(Stored data entries)
▽

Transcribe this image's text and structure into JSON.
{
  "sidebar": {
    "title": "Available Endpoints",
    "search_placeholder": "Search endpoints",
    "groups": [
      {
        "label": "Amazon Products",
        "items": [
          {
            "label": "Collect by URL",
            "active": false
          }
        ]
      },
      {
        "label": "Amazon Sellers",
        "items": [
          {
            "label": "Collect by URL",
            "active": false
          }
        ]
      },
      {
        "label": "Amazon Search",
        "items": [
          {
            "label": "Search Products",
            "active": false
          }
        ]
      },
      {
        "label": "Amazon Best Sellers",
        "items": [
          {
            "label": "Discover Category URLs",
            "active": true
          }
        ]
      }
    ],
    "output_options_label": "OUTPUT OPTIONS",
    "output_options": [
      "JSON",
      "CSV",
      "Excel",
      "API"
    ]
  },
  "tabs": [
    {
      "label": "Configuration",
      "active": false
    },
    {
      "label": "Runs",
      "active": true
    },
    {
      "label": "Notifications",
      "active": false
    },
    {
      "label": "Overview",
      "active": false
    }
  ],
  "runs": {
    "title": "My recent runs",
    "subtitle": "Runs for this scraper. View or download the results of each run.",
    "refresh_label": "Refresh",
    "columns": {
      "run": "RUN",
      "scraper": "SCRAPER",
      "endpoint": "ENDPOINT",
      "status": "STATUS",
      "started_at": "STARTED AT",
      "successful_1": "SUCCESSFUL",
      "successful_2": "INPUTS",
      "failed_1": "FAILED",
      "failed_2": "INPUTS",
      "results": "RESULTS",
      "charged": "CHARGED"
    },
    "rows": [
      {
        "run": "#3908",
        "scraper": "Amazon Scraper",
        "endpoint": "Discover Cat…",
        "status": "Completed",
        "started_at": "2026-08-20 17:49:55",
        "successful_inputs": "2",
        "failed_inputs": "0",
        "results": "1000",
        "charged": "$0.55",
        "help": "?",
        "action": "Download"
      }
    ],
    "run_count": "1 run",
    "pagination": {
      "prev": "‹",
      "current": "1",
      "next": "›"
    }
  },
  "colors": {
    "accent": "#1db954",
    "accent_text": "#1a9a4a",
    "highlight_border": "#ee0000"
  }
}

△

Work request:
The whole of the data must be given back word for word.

Response for this exercise:
Transcribe this image's text and structure into JSON.
{
  "sidebar": {
    "title": "Available Endpoints",
    "search_placeholder": "Search endpoints",
    "groups": [
      {
        "label": "Amazon Products",
        "items": [
          {
            "label": "Collect by URL",
            "active": false
          }
        ]
      },
      {
        "label": "Amazon Sellers",
        "items": [
          {
            "label": "Collect by URL",
            "active": false
          }
        ]
      },
      {
        "label": "Amazon Search",
        "items": [
          {
            "label": "Search Products",
            "active": false
          }
        ]
      },
      {
        "label": "Amazon Best Sellers",
        "items": [
          {
            "label": "Discover Category URLs",
            "active": true
          }
        ]
      }
    ],
    "output_options_label": "OUTPUT OPTIONS",
    "output_options": [
      "JSON",
      "CSV",
      "Excel",
      "API"
    ]
  },
  "tabs": [
    {
      "label": "Configuration",
      "active": false
    },
    {
      "label": "Runs",
      "active": true
    },
    {
      "label": "Notifications",
      "active": false
    },
    {
      "label": "Overview",
      "active": false
    }
  ],
  "runs": {
    "title": "My recent runs",
    "subtitle": "Runs for this scraper. View or download the results of each run.",
    "refresh_label": "Refresh",
    "columns": {
      "run": "RUN",
      "scraper": "SCRAPER",
      "endpoint": "ENDPOINT",
      "status": "STATUS",
      "started_at": "STARTED AT",
      "successful_1": "SUCCESSFUL",
      "successful_2": "INPUTS",
      "failed_1": "FAILED",
      "failed_2": "INPUTS",
      "results": "RESULTS",
      "charged": "CHARGED"
    },
    "rows": [
      {
        "run": "#3908",
        "scraper": "Amazon Scraper",
        "endpoint": "Discover Cat…",
        "status": "Completed",
        "started_at": "2026-08-20 17:49:55",
        "successful_inputs": "2",
        "failed_inputs": "0",
        "results": "1000",
        "charged": "$0.55",
        "help": "?",
        "action": "Download"
      }
    ],
    "run_count": "1 run",
    "pagination": {
      "prev": "‹",
      "current": "1",
      "next": "›"
    }
  },
  "colors": {
    "accent": "#1db954",
    "accent_text": "#1a9a4a",
    "highlight_border": "#ee0000"
  }
}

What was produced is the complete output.